Vick has been told to stay away from training camp, stay away from everybody, the Falcons were thinking about suspending him for four days, may be cutting him. Nike is going to hold off on the latest Vick sneaker. But to say that this is bigger than Ray Lewis, where a guy died — two people might have been stabbed in that incident. These were dogs in Vick’s case. Here’s another one. Brian Maloof, the proprietor at Manuel’s Tavern, “This is embarrassing to the city. It sure lets us know about Vick’s character. The wrestler? (Chris Benoit) That’s nothing.” That’s in print and it’s in Sports Illustrated. He killed his son; he killed his wife; then he hung himself. He said, “It sure lets us know about Vick’s character. The wrestler, that’s nothing. Don’t get me wrong; that’s not really nothing. There was obviously some mental illness there — the depression — that that man had to suffer from to take your own life, and your wife’s and child’s lives. Even with steroids. But this is almost like some sick Roman bloodsport. It’s just horrible.”

Hunter Maloof, he’s 12 years old, and he’s the son of Brian Maloof. “It’s enough to make Hunter Maloof change his wardrobe, too. ‘I kinda felt like throwing it away when I heard the news,’ said Hunter, 12, Maloof’s son and a rabid Vick fan who’d proudly worn a Falcons jersey bearing Vick’s name and No. 7. No more. ‘There was a picture of that cute little dog on the news, and they killed it ’cause it wouldn’t fight? That’s just evil. I like dogs.'” So you have two instances here, the Ray Lewis situation where a murder took place, and I don’t think we know who actually committed the murder in that situation, but Lewis was in the bar when it happened. It was very controversial, but a human being died. The Chris Benoit situation where three people died, one of the three killed the other two. The story in Sports Illustrated says, “Well, the Vick thing is far worse. It’s just far worse.” Now, can you come up, ladies and gentlemen, in your own minds with a reason why people are thinking this way? After all of these abortions in this country for all of these years since 1973, this Sports Illustrated story — and I think they probably think they’re breaking new ground — this is a testament. This is a illustration to the devaluation of human life that has occurred throughout our culture.

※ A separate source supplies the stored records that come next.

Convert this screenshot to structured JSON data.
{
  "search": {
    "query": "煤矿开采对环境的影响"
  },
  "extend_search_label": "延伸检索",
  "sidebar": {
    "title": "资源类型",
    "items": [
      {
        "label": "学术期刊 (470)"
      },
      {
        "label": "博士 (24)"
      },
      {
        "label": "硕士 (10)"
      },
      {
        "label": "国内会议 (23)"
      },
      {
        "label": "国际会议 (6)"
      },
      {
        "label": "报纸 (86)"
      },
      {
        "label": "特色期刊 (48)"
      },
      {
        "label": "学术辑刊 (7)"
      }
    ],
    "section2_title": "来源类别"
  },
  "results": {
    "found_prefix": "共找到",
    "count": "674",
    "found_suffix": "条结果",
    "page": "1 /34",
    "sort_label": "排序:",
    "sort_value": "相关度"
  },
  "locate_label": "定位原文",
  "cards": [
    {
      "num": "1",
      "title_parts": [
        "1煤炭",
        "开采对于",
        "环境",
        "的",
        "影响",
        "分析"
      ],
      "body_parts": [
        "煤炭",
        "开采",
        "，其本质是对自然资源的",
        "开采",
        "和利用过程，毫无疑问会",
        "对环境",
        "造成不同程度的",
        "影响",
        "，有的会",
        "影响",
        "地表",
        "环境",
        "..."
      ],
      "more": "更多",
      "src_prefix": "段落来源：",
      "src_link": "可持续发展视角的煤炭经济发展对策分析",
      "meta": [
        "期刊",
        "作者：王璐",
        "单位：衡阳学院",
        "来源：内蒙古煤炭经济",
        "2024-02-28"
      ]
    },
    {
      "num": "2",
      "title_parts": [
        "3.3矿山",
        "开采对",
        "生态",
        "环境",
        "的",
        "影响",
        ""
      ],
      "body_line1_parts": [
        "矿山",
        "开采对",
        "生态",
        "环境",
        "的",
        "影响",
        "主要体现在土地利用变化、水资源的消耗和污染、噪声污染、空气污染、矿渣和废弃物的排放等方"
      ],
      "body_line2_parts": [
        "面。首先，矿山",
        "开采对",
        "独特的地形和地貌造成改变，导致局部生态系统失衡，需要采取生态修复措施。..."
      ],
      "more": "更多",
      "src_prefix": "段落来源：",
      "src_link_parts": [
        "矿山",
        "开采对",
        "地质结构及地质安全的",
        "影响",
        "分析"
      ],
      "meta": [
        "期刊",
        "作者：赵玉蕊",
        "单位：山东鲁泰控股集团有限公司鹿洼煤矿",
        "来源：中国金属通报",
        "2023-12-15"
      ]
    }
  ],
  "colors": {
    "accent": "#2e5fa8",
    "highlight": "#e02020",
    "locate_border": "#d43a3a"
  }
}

Now, I understand how people are upset with Vick if all this stuff is true. It was cruel to kill these dogs and hang them and electrocute them and this sort of thing. See, animals differ from human beings in the human psyche in that animals represent the essence of innocence, except pit bulls. One of the things that people are leaving out of this is a pit bull is not the essence of innocence. A pit bull is as much a predator as any dog you’re going to have could be. I’m not saying they need to be eliminated or killed, don’t misunderstand. I’m just saying we all have a tendency, we see a picture of animal and go, ooh, essence of innocence, like a baby. We feed pets. They can’t take care of themselves after we’ve domesticated them. They love us, give us unconditional love, how could you treat the essence of innocence that way? All fine and dandy, I understand that psychologically.

But to have a major sports — what have I told you about these sports media? They’re as every bit as liberal as the news Drive-Bys are. To have a story here where Atlanta citizens are quoted as saying the Vick thing is far worse than the Ray Lewis thing, the wrestler thing, “Why, don’t get me wrong, it’s not really nothing, but I mean there was mental depression going on and so forth and so on.” The whole story, and we will link to it at, is just over the top. Atlanta reeling, Vick’s alleged crimes are worse than Ray Lewis and Chris Benoit. Just shows you how human life has been so devalued in our culture.